[Entries taken from a collection]
::::

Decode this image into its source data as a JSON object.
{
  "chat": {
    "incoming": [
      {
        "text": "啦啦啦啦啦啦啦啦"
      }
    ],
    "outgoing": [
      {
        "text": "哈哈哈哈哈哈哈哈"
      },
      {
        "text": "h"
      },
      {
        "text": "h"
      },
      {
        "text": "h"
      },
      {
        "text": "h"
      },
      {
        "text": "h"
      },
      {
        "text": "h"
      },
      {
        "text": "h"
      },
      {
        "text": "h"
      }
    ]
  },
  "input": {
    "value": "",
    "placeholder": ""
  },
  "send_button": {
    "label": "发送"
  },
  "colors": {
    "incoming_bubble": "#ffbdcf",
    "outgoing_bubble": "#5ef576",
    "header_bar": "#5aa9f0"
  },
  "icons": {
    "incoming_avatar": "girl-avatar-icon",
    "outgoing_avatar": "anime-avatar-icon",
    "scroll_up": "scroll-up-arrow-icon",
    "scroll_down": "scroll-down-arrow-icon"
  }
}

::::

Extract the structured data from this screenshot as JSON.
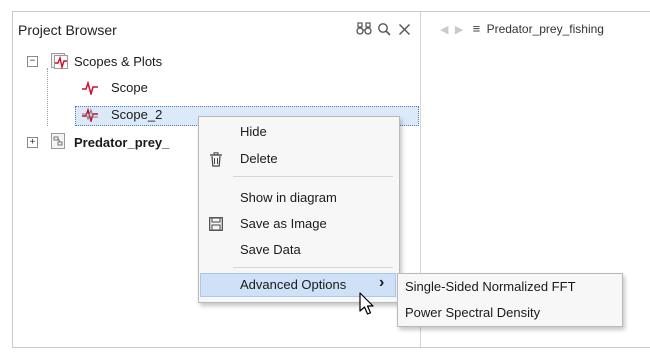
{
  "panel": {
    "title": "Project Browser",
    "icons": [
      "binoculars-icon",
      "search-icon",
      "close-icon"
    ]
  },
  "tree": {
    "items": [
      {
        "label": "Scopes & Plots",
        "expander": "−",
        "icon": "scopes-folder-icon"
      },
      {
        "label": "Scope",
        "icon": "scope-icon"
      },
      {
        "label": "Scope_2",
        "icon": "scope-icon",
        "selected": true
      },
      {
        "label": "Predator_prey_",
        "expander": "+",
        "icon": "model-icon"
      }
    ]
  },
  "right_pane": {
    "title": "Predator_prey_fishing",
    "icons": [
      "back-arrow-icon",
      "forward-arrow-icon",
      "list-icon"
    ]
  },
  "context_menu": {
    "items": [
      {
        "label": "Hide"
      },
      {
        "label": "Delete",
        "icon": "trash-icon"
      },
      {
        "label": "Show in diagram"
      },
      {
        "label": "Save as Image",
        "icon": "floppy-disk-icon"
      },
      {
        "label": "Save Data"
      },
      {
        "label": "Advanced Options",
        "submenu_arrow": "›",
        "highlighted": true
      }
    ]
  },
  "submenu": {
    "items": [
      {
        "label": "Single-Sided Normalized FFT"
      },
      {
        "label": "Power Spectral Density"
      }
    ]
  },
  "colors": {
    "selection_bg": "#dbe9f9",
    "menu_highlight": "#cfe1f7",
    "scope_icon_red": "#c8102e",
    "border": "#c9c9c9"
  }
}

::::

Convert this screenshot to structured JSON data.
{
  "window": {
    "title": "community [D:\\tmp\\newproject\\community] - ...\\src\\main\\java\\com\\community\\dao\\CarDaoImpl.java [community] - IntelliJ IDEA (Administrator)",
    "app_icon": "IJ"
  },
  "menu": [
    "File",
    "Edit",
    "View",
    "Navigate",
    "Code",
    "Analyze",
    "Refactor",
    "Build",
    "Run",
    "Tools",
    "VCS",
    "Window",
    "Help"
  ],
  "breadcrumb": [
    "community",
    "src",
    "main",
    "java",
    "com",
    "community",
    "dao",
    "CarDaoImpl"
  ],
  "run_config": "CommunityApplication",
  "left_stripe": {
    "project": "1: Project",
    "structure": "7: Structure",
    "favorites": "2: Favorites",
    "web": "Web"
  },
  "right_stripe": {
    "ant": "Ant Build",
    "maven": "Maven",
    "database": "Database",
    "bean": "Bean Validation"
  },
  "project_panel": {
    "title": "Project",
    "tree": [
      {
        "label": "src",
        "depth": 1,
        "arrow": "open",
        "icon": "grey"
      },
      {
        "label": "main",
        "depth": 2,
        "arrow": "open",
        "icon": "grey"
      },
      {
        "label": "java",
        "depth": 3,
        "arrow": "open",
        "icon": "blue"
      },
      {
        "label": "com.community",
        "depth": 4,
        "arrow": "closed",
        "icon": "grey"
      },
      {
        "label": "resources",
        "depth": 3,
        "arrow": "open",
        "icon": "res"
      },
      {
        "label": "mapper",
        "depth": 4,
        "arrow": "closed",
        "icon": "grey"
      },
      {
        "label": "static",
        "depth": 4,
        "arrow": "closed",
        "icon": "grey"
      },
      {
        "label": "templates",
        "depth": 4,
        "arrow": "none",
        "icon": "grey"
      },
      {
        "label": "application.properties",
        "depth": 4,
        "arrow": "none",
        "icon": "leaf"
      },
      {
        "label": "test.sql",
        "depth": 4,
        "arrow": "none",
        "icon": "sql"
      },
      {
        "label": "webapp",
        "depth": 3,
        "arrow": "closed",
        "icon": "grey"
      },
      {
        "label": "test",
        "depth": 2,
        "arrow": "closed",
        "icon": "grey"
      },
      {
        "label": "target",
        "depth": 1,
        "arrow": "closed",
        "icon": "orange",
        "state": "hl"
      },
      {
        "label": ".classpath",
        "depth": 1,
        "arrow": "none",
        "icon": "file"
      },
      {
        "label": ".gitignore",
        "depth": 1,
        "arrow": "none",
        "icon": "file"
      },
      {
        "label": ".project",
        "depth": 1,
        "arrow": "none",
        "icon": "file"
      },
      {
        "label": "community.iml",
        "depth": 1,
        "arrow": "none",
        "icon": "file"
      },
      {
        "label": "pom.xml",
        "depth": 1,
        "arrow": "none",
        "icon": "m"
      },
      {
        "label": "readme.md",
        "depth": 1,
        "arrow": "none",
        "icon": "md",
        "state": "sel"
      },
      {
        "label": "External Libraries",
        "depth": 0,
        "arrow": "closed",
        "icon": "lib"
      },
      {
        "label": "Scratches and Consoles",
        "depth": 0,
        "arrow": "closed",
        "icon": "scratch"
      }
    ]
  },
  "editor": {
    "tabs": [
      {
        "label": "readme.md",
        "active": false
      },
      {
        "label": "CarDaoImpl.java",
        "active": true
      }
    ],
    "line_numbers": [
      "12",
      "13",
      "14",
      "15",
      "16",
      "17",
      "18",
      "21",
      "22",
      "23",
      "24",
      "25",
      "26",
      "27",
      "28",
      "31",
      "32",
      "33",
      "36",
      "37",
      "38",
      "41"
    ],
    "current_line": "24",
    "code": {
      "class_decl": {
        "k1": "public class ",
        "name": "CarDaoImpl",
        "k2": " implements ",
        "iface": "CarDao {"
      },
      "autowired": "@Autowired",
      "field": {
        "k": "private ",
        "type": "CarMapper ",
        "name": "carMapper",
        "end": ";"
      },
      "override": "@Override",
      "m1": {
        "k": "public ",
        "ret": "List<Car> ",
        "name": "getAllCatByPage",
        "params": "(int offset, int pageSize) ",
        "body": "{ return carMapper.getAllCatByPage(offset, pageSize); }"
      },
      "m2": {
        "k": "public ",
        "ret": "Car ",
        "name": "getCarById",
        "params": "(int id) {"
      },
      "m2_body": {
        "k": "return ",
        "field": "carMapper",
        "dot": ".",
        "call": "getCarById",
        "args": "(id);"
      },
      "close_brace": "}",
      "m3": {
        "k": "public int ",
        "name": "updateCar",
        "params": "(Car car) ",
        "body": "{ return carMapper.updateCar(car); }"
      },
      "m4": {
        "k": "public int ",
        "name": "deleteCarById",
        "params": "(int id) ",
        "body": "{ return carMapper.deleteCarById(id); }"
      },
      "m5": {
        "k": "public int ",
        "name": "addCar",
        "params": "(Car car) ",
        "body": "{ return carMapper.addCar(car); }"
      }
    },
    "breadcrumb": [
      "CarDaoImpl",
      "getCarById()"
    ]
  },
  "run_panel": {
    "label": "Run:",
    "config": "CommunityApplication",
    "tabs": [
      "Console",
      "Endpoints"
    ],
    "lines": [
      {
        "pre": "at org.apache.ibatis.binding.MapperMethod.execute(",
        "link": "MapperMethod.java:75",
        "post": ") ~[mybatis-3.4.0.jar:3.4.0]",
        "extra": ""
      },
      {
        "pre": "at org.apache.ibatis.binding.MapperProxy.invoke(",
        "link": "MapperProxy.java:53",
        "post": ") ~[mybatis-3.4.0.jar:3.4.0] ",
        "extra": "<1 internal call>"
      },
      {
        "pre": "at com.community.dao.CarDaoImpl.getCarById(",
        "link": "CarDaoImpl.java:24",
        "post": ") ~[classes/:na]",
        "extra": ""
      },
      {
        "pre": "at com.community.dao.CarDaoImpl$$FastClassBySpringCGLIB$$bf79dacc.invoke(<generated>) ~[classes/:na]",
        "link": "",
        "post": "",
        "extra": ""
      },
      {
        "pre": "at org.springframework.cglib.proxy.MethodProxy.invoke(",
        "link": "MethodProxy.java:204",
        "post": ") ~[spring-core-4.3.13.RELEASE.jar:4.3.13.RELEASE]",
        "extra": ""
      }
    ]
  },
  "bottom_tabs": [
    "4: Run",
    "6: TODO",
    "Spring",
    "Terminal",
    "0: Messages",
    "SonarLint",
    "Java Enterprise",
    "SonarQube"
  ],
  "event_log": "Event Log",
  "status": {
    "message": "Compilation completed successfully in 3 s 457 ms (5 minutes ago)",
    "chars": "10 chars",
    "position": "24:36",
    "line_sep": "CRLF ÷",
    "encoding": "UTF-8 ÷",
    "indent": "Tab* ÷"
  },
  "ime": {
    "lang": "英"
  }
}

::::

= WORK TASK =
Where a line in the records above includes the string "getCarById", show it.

= COMPLETED EXERCISE =
        "name": "getCarById",
        "call": "getCarById",
      "getCarById()"
        "pre": "at com.community.dao.CarDaoImpl.getCarById(",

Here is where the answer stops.